Graphene deposited on SiO2 and friction map. (a) AFM image obtained in contact mode with normal loading of 58.8 nN in vacuum. The region includes the SiO2 substrate, a zone of single-layer (ML) graphene and a double-layer (BL) graphene. The relative height of ML graphene to SiO2 is 0.506 nm and that of BL to ML graphene is 0.366 nm. (b) Map of the friction force (Ff) simultaneously measured by AFM corresponding to the region of panel (a). The clear difference between the graphene region and the SiO2 substrate is clearly visible. A detailed analysis, based on friction distribution histograms, shows that friction is relatively high on SiO2 (Ff = 48 ± 5 nN) and decreases almost tenfold by moving to graphene where an increase in friction is also observed between ML (Ff = 5.4 ± 0.7 nN) compared to BL (Ff = 4.0 ± 0.5 nN).

Guido Paolicelli  (


Microscopy: Scanning Probe Microscopy (Atomic Force Microscope - AFM and Scanning Tunneling Microscope - STM) applied to the analysis of surfaces and interfaces from the micrometer scale down to the atomic scale. In addition to morphological investigation, this type of analysis makes it possible to derive information on the mechanical, conductivity, and magnetic properties of the surfaces under investigation with sub-nanometer lateral resolution.
Available instruments are characterized by the different environmental conditions under which they operate, i.e., air, liquid and Vacuum and Ultra High Vacuum.
Characterization and growth of 2D materials: Experience in deposition and characterization of mechanical properties of 2D materials such as graphene, MoS2 and h-BN.

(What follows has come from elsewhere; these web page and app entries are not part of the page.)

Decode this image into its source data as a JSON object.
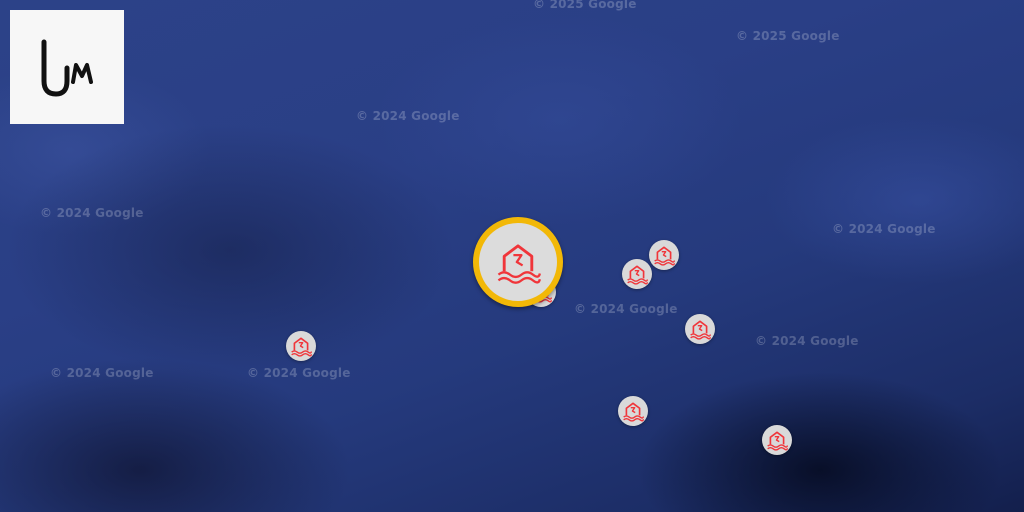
{
  "map": {
    "base_color": "#2a3f86",
    "watermarks": [
      "© 2025 Google",
      "© 2025 Google",
      "© 2024 Google",
      "© 2024 Google",
      "© 2024 Google",
      "© 2024 Google",
      "© 2024 Google",
      "© 2024 Google",
      "© 2024 Google"
    ]
  },
  "logo": {
    "icon": "um-logo",
    "background": "#f7f7f7",
    "stroke": "#111111"
  },
  "markers": {
    "icon": "house-flood-icon",
    "icon_color": "#f0353a",
    "marker_fill": "#d9d9d9",
    "selected_ring_color": "#f2b807",
    "count": 8
  }
}
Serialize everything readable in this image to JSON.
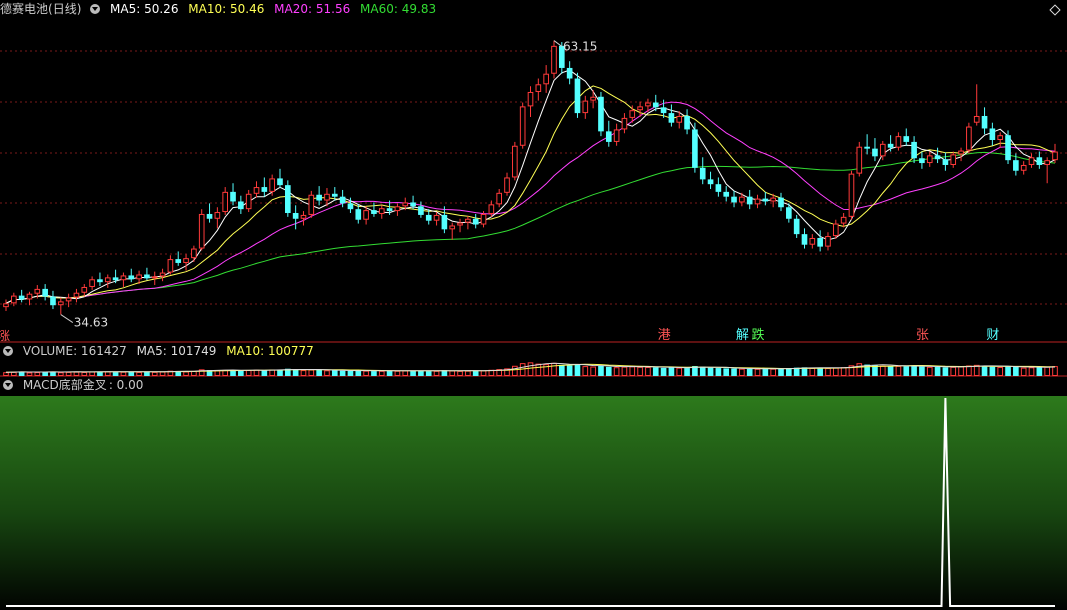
{
  "stock": {
    "name": "德赛电池",
    "period": "(日线)",
    "ma5": "MA5: 50.26",
    "ma10": "MA10: 50.46",
    "ma20": "MA20: 51.56",
    "ma60": "MA60: 49.83"
  },
  "volume_legend": {
    "volume": "VOLUME: 161427",
    "ma5": "MA5: 101749",
    "ma10": "MA10: 100777"
  },
  "macd_legend": {
    "name": "MACD底部金叉",
    "value": ": 0.00"
  },
  "colors": {
    "up": "#ff3a3a",
    "down": "#54ffff",
    "ma5": "#ffffff",
    "ma10": "#ffff55",
    "ma20": "#ff40ff",
    "ma60": "#33dd33",
    "macd_line": "#ffffff"
  },
  "chart_data": {
    "type": "candlestick",
    "title": "德赛电池(日线)",
    "high_label": "63.15",
    "low_label": "34.63",
    "ylim": [
      32.5,
      65.5
    ],
    "ohlc": [
      [
        35.4,
        36.2,
        35.0,
        35.8
      ],
      [
        35.8,
        36.9,
        35.5,
        36.6
      ],
      [
        36.6,
        37.2,
        35.9,
        36.2
      ],
      [
        36.2,
        37.0,
        35.6,
        36.8
      ],
      [
        36.8,
        37.7,
        36.3,
        37.3
      ],
      [
        37.3,
        37.8,
        36.1,
        36.5
      ],
      [
        36.5,
        37.1,
        35.2,
        35.6
      ],
      [
        35.6,
        36.4,
        34.63,
        36.0
      ],
      [
        36.0,
        36.8,
        35.4,
        36.4
      ],
      [
        36.4,
        37.3,
        35.9,
        36.9
      ],
      [
        36.9,
        37.8,
        36.5,
        37.5
      ],
      [
        37.5,
        38.6,
        37.2,
        38.3
      ],
      [
        38.3,
        39.0,
        37.6,
        38.0
      ],
      [
        38.0,
        38.8,
        37.4,
        38.5
      ],
      [
        38.5,
        39.3,
        37.9,
        38.2
      ],
      [
        38.2,
        39.0,
        37.5,
        38.7
      ],
      [
        38.7,
        39.4,
        38.0,
        38.3
      ],
      [
        38.3,
        39.2,
        37.8,
        38.8
      ],
      [
        38.8,
        39.5,
        38.2,
        38.4
      ],
      [
        38.4,
        39.1,
        37.7,
        38.6
      ],
      [
        38.6,
        39.4,
        38.1,
        39.0
      ],
      [
        39.0,
        40.8,
        38.8,
        40.4
      ],
      [
        40.4,
        41.2,
        39.7,
        40.0
      ],
      [
        40.0,
        40.9,
        39.2,
        40.5
      ],
      [
        40.5,
        41.8,
        40.1,
        41.5
      ],
      [
        41.5,
        45.6,
        41.3,
        45.1
      ],
      [
        45.1,
        46.2,
        44.2,
        44.6
      ],
      [
        44.6,
        45.8,
        43.6,
        45.3
      ],
      [
        45.3,
        47.9,
        45.0,
        47.4
      ],
      [
        47.4,
        48.3,
        46.0,
        46.4
      ],
      [
        46.4,
        47.0,
        45.1,
        45.6
      ],
      [
        45.6,
        47.6,
        45.3,
        47.2
      ],
      [
        47.2,
        48.5,
        46.8,
        47.9
      ],
      [
        47.9,
        48.9,
        46.9,
        47.4
      ],
      [
        47.4,
        49.2,
        47.0,
        48.8
      ],
      [
        48.8,
        49.8,
        47.8,
        48.1
      ],
      [
        48.1,
        48.6,
        44.8,
        45.2
      ],
      [
        45.2,
        46.0,
        43.5,
        44.6
      ],
      [
        44.6,
        45.4,
        43.9,
        45.0
      ],
      [
        45.0,
        47.5,
        44.7,
        47.1
      ],
      [
        47.1,
        48.0,
        46.0,
        46.5
      ],
      [
        46.5,
        47.8,
        45.9,
        47.2
      ],
      [
        47.2,
        47.9,
        46.5,
        46.9
      ],
      [
        46.9,
        47.6,
        45.8,
        46.2
      ],
      [
        46.2,
        46.8,
        45.2,
        45.6
      ],
      [
        45.6,
        46.1,
        44.1,
        44.5
      ],
      [
        44.5,
        45.9,
        44.0,
        45.5
      ],
      [
        45.5,
        46.3,
        44.8,
        45.1
      ],
      [
        45.1,
        46.0,
        44.6,
        45.7
      ],
      [
        45.7,
        46.5,
        45.0,
        45.4
      ],
      [
        45.4,
        46.2,
        44.9,
        45.9
      ],
      [
        45.9,
        46.8,
        45.5,
        46.3
      ],
      [
        46.3,
        47.0,
        45.6,
        45.9
      ],
      [
        45.9,
        46.4,
        44.7,
        45.0
      ],
      [
        45.0,
        45.6,
        44.0,
        44.4
      ],
      [
        44.4,
        45.3,
        43.9,
        45.0
      ],
      [
        45.0,
        45.9,
        43.1,
        43.5
      ],
      [
        43.5,
        44.2,
        42.4,
        43.9
      ],
      [
        43.9,
        44.6,
        43.2,
        44.2
      ],
      [
        44.2,
        44.9,
        43.5,
        44.6
      ],
      [
        44.6,
        45.1,
        43.6,
        44.0
      ],
      [
        44.0,
        45.4,
        43.7,
        45.1
      ],
      [
        45.1,
        46.5,
        44.8,
        46.1
      ],
      [
        46.1,
        47.7,
        45.8,
        47.3
      ],
      [
        47.3,
        49.4,
        47.0,
        48.9
      ],
      [
        48.9,
        52.6,
        48.6,
        52.2
      ],
      [
        52.2,
        56.7,
        51.9,
        56.3
      ],
      [
        56.3,
        58.4,
        55.2,
        57.8
      ],
      [
        57.8,
        59.2,
        56.9,
        58.6
      ],
      [
        58.6,
        60.6,
        57.7,
        59.7
      ],
      [
        59.7,
        63.15,
        59.2,
        62.6
      ],
      [
        62.6,
        63.0,
        59.7,
        60.3
      ],
      [
        60.3,
        61.0,
        58.6,
        59.2
      ],
      [
        59.2,
        59.8,
        55.1,
        55.6
      ],
      [
        55.6,
        57.4,
        55.0,
        56.9
      ],
      [
        56.9,
        58.0,
        56.1,
        57.3
      ],
      [
        57.3,
        57.8,
        53.2,
        53.7
      ],
      [
        53.7,
        54.8,
        52.1,
        52.6
      ],
      [
        52.6,
        54.5,
        52.2,
        53.9
      ],
      [
        53.9,
        55.6,
        53.5,
        55.1
      ],
      [
        55.1,
        56.4,
        54.6,
        55.9
      ],
      [
        55.9,
        56.8,
        55.2,
        56.3
      ],
      [
        56.3,
        57.1,
        55.7,
        56.7
      ],
      [
        56.7,
        57.5,
        55.8,
        56.2
      ],
      [
        56.2,
        57.0,
        55.1,
        55.6
      ],
      [
        55.6,
        56.5,
        54.2,
        54.6
      ],
      [
        54.6,
        55.8,
        54.0,
        55.3
      ],
      [
        55.3,
        56.0,
        53.4,
        53.9
      ],
      [
        53.9,
        54.6,
        49.4,
        49.9
      ],
      [
        49.9,
        51.0,
        48.2,
        48.7
      ],
      [
        48.7,
        49.5,
        47.7,
        48.2
      ],
      [
        48.2,
        48.9,
        46.9,
        47.4
      ],
      [
        47.4,
        48.0,
        46.4,
        46.9
      ],
      [
        46.9,
        47.5,
        45.8,
        46.3
      ],
      [
        46.3,
        47.3,
        45.9,
        46.9
      ],
      [
        46.9,
        47.6,
        45.6,
        46.1
      ],
      [
        46.1,
        47.1,
        45.7,
        46.7
      ],
      [
        46.7,
        47.4,
        46.0,
        46.4
      ],
      [
        46.4,
        47.2,
        45.8,
        46.8
      ],
      [
        46.8,
        47.3,
        45.4,
        45.8
      ],
      [
        45.8,
        46.2,
        44.2,
        44.6
      ],
      [
        44.6,
        45.0,
        42.6,
        43.0
      ],
      [
        43.0,
        43.6,
        41.5,
        41.9
      ],
      [
        41.9,
        43.0,
        41.5,
        42.6
      ],
      [
        42.6,
        43.4,
        41.2,
        41.7
      ],
      [
        41.7,
        43.2,
        41.3,
        42.8
      ],
      [
        42.8,
        44.5,
        42.5,
        44.1
      ],
      [
        44.1,
        45.2,
        43.7,
        44.8
      ],
      [
        44.8,
        49.6,
        44.5,
        49.3
      ],
      [
        49.3,
        52.6,
        49.0,
        52.1
      ],
      [
        52.1,
        53.4,
        51.3,
        51.9
      ],
      [
        51.9,
        53.0,
        50.6,
        51.1
      ],
      [
        51.1,
        52.7,
        50.7,
        52.4
      ],
      [
        52.4,
        53.3,
        51.6,
        52.0
      ],
      [
        52.0,
        53.6,
        51.7,
        53.2
      ],
      [
        53.2,
        54.0,
        52.2,
        52.6
      ],
      [
        52.6,
        53.2,
        50.4,
        50.9
      ],
      [
        50.9,
        51.6,
        49.8,
        50.4
      ],
      [
        50.4,
        51.6,
        50.0,
        51.2
      ],
      [
        51.2,
        52.0,
        50.4,
        50.8
      ],
      [
        50.8,
        51.5,
        49.6,
        50.2
      ],
      [
        50.2,
        51.6,
        49.9,
        51.3
      ],
      [
        51.3,
        52.0,
        50.6,
        51.7
      ],
      [
        51.7,
        54.6,
        51.4,
        54.2
      ],
      [
        54.6,
        58.6,
        54.3,
        55.3
      ],
      [
        55.3,
        56.2,
        53.4,
        54.0
      ],
      [
        54.0,
        54.6,
        52.2,
        52.8
      ],
      [
        52.8,
        53.6,
        52.0,
        53.3
      ],
      [
        53.3,
        53.8,
        50.3,
        50.7
      ],
      [
        50.7,
        51.4,
        49.1,
        49.6
      ],
      [
        49.6,
        50.6,
        49.2,
        50.2
      ],
      [
        50.2,
        51.4,
        49.9,
        51.0
      ],
      [
        51.0,
        51.6,
        49.8,
        50.2
      ],
      [
        50.2,
        51.0,
        48.3,
        50.7
      ],
      [
        50.7,
        52.4,
        50.4,
        51.6
      ]
    ],
    "volume": [
      62,
      66,
      71,
      58,
      64,
      69,
      73,
      61,
      67,
      70,
      65,
      72,
      68,
      74,
      63,
      69,
      71,
      66,
      70,
      67,
      72,
      86,
      79,
      74,
      83,
      108,
      96,
      91,
      99,
      94,
      84,
      97,
      102,
      93,
      106,
      101,
      118,
      111,
      96,
      104,
      99,
      93,
      89,
      86,
      83,
      91,
      87,
      80,
      84,
      88,
      85,
      90,
      86,
      81,
      79,
      84,
      95,
      89,
      83,
      86,
      82,
      92,
      101,
      112,
      124,
      166,
      209,
      222,
      201,
      193,
      214,
      181,
      172,
      186,
      161,
      154,
      168,
      149,
      143,
      152,
      157,
      149,
      146,
      139,
      132,
      141,
      136,
      129,
      162,
      152,
      136,
      129,
      124,
      121,
      119,
      114,
      117,
      113,
      119,
      121,
      129,
      136,
      141,
      131,
      126,
      129,
      136,
      144,
      174,
      208,
      186,
      172,
      166,
      159,
      164,
      157,
      169,
      153,
      149,
      146,
      141,
      149,
      156,
      171,
      181,
      164,
      151,
      146,
      159,
      147,
      136,
      142,
      139,
      152,
      161
    ],
    "volume_ylim": [
      0,
      260
    ],
    "macd_signal_index": 120,
    "markers": [
      {
        "label": "港",
        "index": 84,
        "color": "#ff5555"
      },
      {
        "label": "解",
        "index": 94,
        "color": "#55ffff"
      },
      {
        "label": "跌",
        "index": 96,
        "color": "#55ff55"
      },
      {
        "label": "张",
        "index": 117,
        "color": "#ff5555"
      },
      {
        "label": "财",
        "index": 126,
        "color": "#55ffff"
      }
    ]
  }
}
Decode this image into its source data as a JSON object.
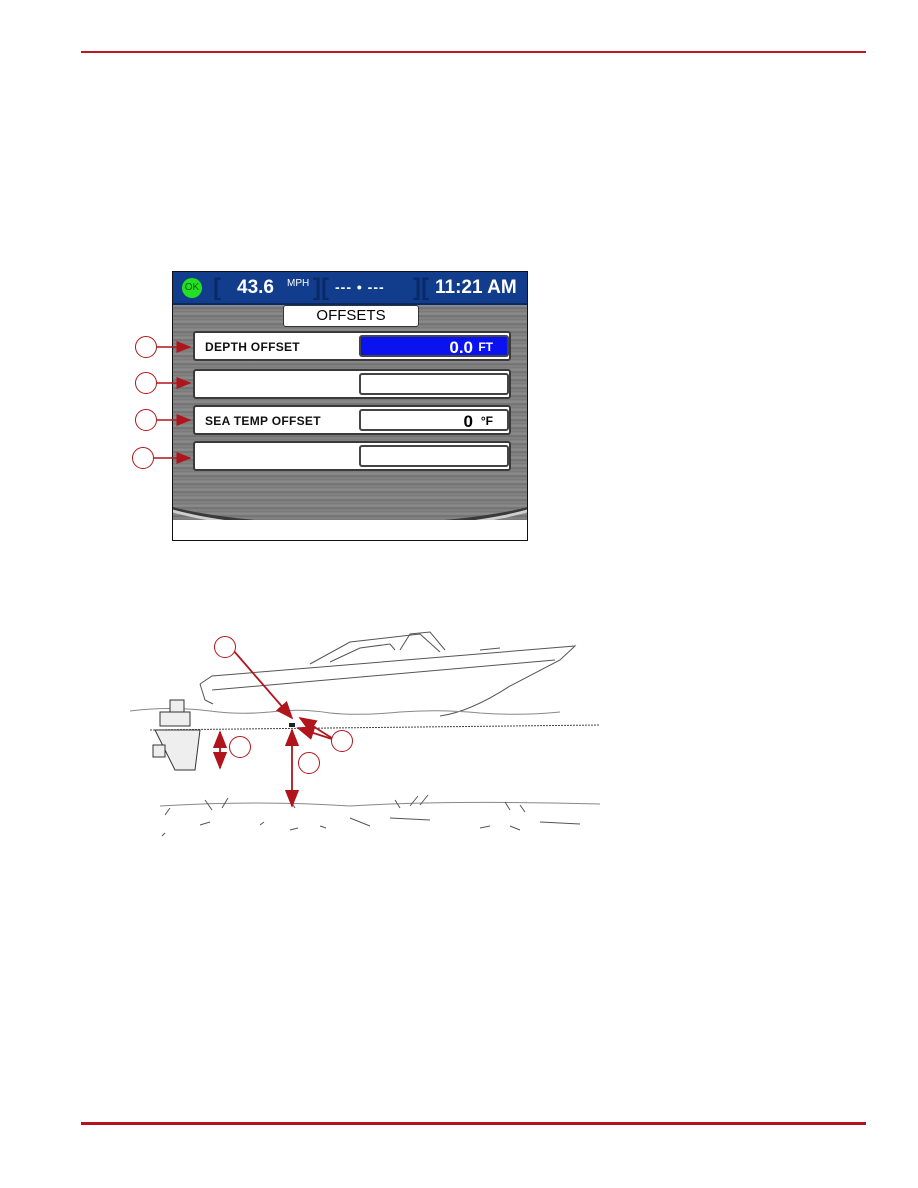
{
  "page": {
    "accent_color": "#c0161f"
  },
  "screen": {
    "status_badge": "OK",
    "speed_value": "43.6",
    "speed_unit": "MPH",
    "heading": "--- • ---",
    "clock": "11:21 AM",
    "title": "OFFSETS",
    "rows": [
      {
        "label": "DEPTH OFFSET",
        "value": "0.0",
        "unit": "FT",
        "selected": true
      },
      {
        "label": "",
        "value": "",
        "unit": "",
        "selected": false
      },
      {
        "label": "SEA TEMP OFFSET",
        "value": "0",
        "unit": "°F",
        "selected": false
      },
      {
        "label": "",
        "value": "",
        "unit": "",
        "selected": false
      }
    ],
    "colors": {
      "topbar": "#123c8c",
      "ok_badge": "#22e022",
      "selected_value": "#0a12f0"
    }
  },
  "illustration": {
    "subject": "boat-depth-transducer-diagram",
    "callouts": [
      "",
      "",
      "",
      ""
    ]
  }
}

Nanotribology: the aim of the activity is to study the complex processes governing friction phenomena at both the nanoscale and the microscale. The results of this research are then applied to the optimization of sliding conditions and motion control in nano- and micro-mechanisms. At the nanoscale level, the main focus is the evaluation of fundamental friction forces (energy dissipation channels) and mechanical response of nanomaterials, such as graphene and other low-dimensional systems. In contrast, the challenge at the micro-scale is to understand and optimize the tribological behavior of sliding interfaces in which surface structures, defects, and environmental conditions play an important role.